To answer this question you neeed to consider how Okonkwo is presented and his actions in the novel. It is clear from the way that he easily loses his temper that he is an easily irritated man who is proud and overbearing. He is certainly tyrannical in a sense in the way that he runs his family and treats his wives and children, especially the way that he treats his son. However, let us also remember that there are positives to his character. In particular, the third chapter, which fills us in on some important background details regarding Okonkwo's father, offers the following comment concerning the many disadvantages that Okonkwo faced thanks to his father:
But in spite of these disadvantages, he had begun even in his father's lifetime to lay the foundations of a prosperous future. It was slow and painful. But he threw himself into it like one possessed. And indeed he was possessed by the fear of his father's contemptible life and shameful death.
Thus, in addition to the negative adjectives that we can suggest to describe Okonkwo's character, we can also propose that Okonkwo is determined, hard-working, industrious and afraid of being judged as not being manly in the way that his father so obviously failed in this area.
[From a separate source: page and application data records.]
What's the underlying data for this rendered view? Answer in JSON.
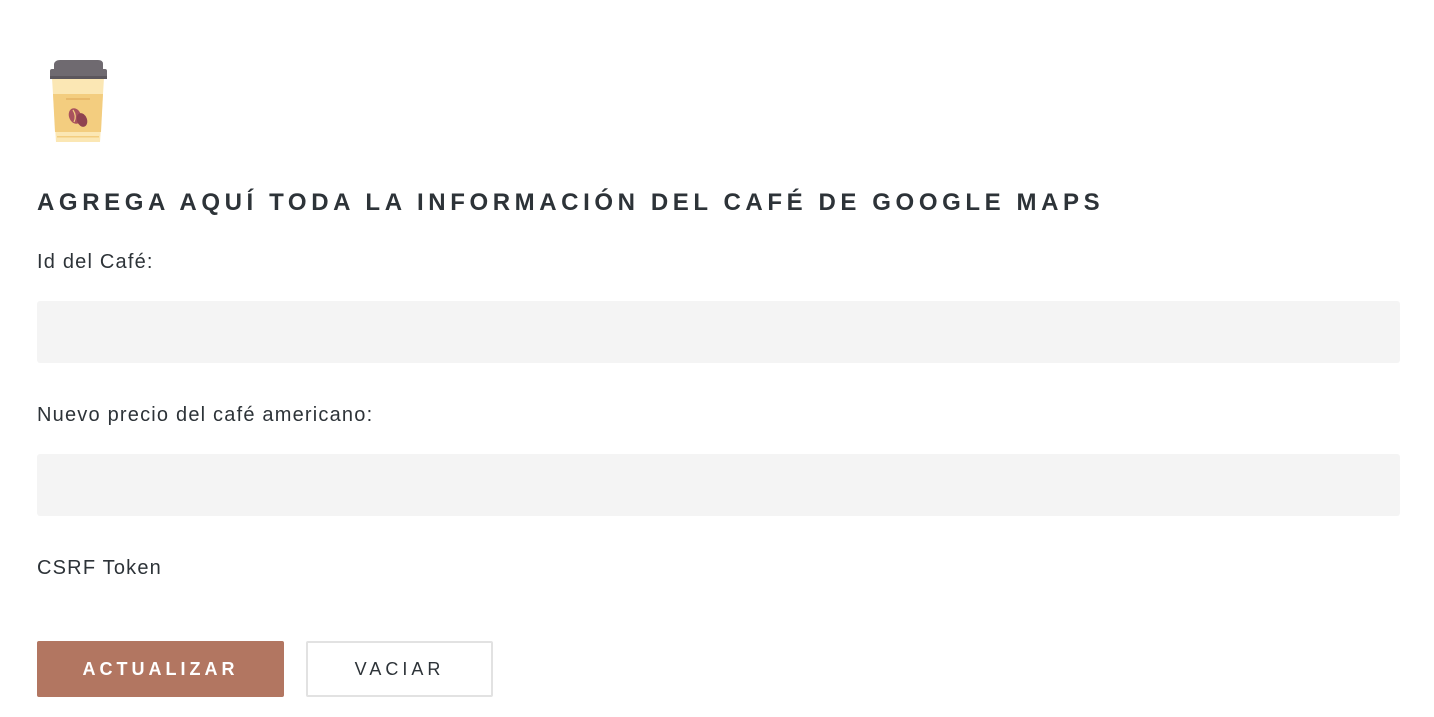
{
  "logo": {
    "icon": "coffee-cup-icon",
    "colors": {
      "lid": "#6f6a70",
      "cup": "#fbe7b4",
      "sleeve": "#f3cd7f",
      "bean": "#a9525d"
    }
  },
  "form": {
    "title": "AGREGA AQUÍ TODA LA INFORMACIÓN DEL CAFÉ DE GOOGLE MAPS",
    "fields": [
      {
        "label": "Id del Café:",
        "value": "",
        "placeholder": ""
      },
      {
        "label": "Nuevo precio del café americano:",
        "value": "",
        "placeholder": ""
      }
    ],
    "csrf_label": "CSRF Token",
    "buttons": {
      "submit_label": "ACTUALIZAR",
      "reset_label": "VACIAR"
    }
  },
  "colors": {
    "accent": "#b27661",
    "text": "#2d3338",
    "input_background": "#f4f4f4",
    "secondary_border": "#e2e2e2"
  }
}
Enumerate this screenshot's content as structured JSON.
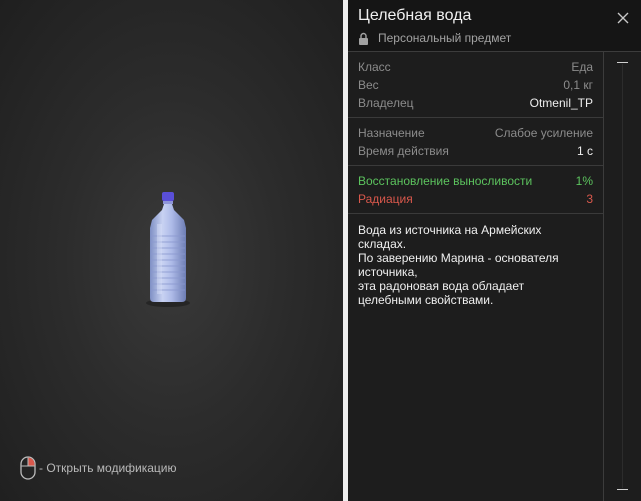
{
  "item": {
    "title": "Целебная вода",
    "subtitle": "Персональный предмет",
    "lock_icon": "lock-icon",
    "close_icon": "close-icon"
  },
  "info": {
    "class_label": "Класс",
    "class_value": "Еда",
    "weight_label": "Вес",
    "weight_value": "0,1 кг",
    "owner_label": "Владелец",
    "owner_value": "Otmenil_TP"
  },
  "usage": {
    "purpose_label": "Назначение",
    "purpose_value": "Слабое усиление",
    "duration_label": "Время действия",
    "duration_value": "1 с"
  },
  "effects": {
    "stamina_label": "Восстановление выносливости",
    "stamina_value": "1%",
    "radiation_label": "Радиация",
    "radiation_value": "3"
  },
  "description": [
    "Вода из источника на Армейских",
    "складах.",
    "По заверению Марина - основателя",
    "источника,",
    "эта радоновая вода обладает",
    "целебными свойствами."
  ],
  "preview": {
    "hint": "- Открыть модификацию",
    "mouse_icon": "mouse-right-click-icon",
    "model": "water-bottle"
  },
  "colors": {
    "positive": "#5cc35e",
    "negative": "#d9584c",
    "cap": "#5a4fd8"
  }
}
Okonkwo was conflicted and self-defeating. He wanted to be greater than his father, and all the other tribesmen. As such, he had to repress compassion and other weaknesses, and replace them with might. For eamples of this, one need only examine Okonkwo's abuse of his family.
Furthermore, as the "greatest" he could not truly seek council - he had to lead the way. In the end, his inability to conform to the changes around him meant his demise and his peoples loss.